The Planning Board unanimously voiced its support last week for a zoning amendment that will allow residents prohibited from obtaining residential parking stickers to obtain visitor parking passes.
The proposed zoning change was initially brought up by Planning Board member Mimi Rancatore and proposed before the City Council by Council President Roy Avellaneda. The council will take up adoption of the ordinance change when it reconvenes in the fall.
In 2019, the City Council amended the zoning ordinances so that residents of developments that received a special permit due to reduced parking spaces would not be able to take part in the city’s on-street sticker parking program.
“The argument then being that if you are not going to have enough parking onsite and state in front of the Planning Board or the Zoning Board it because your residents or owners won’t have cars, then we felt they should not participate in the resident sticker program,” said Avellaneda.
However, when the ordinance was passed, the council did not realize it would impact those residents attempting to get a visitor parking pass for guests.

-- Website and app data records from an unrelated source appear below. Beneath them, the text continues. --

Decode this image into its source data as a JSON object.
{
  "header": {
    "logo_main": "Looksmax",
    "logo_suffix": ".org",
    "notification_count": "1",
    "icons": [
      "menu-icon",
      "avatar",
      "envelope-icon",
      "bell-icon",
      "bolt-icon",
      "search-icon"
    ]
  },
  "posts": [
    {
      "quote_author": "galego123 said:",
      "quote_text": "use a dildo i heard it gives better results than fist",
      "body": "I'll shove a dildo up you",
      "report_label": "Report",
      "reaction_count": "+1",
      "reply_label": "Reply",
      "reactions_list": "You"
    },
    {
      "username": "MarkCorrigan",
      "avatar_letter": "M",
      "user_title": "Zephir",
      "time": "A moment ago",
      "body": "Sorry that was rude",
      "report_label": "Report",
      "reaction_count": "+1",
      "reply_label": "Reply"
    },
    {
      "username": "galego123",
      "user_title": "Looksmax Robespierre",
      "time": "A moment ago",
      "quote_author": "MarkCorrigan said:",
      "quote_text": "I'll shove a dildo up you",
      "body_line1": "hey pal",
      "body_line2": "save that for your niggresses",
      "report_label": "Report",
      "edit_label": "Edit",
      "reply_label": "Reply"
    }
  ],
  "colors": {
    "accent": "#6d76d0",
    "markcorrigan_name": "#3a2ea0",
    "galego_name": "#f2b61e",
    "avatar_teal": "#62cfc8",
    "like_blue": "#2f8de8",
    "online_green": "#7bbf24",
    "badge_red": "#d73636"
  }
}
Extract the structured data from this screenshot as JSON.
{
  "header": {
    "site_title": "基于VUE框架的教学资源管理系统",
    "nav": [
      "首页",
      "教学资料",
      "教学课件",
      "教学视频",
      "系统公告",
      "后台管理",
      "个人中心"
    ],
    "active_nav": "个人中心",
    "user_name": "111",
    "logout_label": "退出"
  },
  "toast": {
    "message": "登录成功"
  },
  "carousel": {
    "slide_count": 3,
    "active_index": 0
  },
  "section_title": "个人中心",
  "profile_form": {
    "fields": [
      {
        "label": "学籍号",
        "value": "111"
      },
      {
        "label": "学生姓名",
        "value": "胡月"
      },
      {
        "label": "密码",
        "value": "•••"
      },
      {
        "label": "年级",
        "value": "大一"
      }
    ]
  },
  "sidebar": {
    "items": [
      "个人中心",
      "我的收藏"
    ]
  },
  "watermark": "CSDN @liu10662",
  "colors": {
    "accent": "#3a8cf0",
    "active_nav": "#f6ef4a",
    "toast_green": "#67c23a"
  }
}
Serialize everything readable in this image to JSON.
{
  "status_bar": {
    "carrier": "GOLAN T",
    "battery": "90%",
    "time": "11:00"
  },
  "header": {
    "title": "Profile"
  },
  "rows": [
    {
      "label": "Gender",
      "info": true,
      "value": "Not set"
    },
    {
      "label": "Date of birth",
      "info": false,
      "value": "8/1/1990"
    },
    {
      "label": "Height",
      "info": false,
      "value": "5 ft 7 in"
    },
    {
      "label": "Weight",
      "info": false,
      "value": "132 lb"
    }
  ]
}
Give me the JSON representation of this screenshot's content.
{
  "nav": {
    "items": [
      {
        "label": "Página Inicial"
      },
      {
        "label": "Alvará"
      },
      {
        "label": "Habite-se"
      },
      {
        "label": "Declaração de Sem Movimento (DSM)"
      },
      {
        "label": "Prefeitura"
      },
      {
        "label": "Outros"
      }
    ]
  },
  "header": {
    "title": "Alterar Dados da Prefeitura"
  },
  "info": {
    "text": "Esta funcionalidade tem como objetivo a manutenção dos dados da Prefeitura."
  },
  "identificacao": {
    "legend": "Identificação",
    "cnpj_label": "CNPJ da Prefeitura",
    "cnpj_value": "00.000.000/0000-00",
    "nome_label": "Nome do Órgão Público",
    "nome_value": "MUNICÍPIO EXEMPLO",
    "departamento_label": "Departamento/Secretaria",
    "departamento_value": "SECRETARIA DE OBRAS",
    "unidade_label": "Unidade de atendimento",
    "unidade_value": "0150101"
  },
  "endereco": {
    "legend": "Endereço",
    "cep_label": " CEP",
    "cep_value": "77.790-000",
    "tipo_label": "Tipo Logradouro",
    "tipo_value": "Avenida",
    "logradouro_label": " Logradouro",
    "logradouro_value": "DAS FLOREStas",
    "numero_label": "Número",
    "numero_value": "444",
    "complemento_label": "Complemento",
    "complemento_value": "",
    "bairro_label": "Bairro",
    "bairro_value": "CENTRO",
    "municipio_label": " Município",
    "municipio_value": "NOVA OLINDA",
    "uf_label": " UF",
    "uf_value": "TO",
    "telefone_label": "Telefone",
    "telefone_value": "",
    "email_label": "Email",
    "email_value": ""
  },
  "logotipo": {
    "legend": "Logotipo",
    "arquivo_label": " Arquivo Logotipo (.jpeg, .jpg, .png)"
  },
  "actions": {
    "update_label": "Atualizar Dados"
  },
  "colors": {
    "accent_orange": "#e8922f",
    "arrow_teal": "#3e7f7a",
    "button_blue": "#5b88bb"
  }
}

“We didn’t realize that the visitor pass program is also considered to be part of the resident parking program,” said Avellaneda. “When we restricted these very same buildings from participating in the resident sticker program, it also meant that someone like Mimi, who lives in one of these buildings, can’t get a visitor pass, and you know that she has friends and people who want to come and see her. It was a complete oversight and we never intended that to be the situation,”
Avellaneda said he approached the city’s parking clerk to make sure residents of the buildings where parking stickers are prohibited would not be able to abuse the visitor pass program, and was assured there were safeguards in place to prevent that.
Permitting and Land Use Planning Director John DePriest said there are currently 22 sites with a total of 271 residential units that have been approved for parking relief.
“Every time a development gets approved with relief, this list gets longer,” said DePriest. “Under the zoning ordinance, I keep this list and I send it to the City Clerk on a regular basis so that when people come for passes, they know what the addresses are.”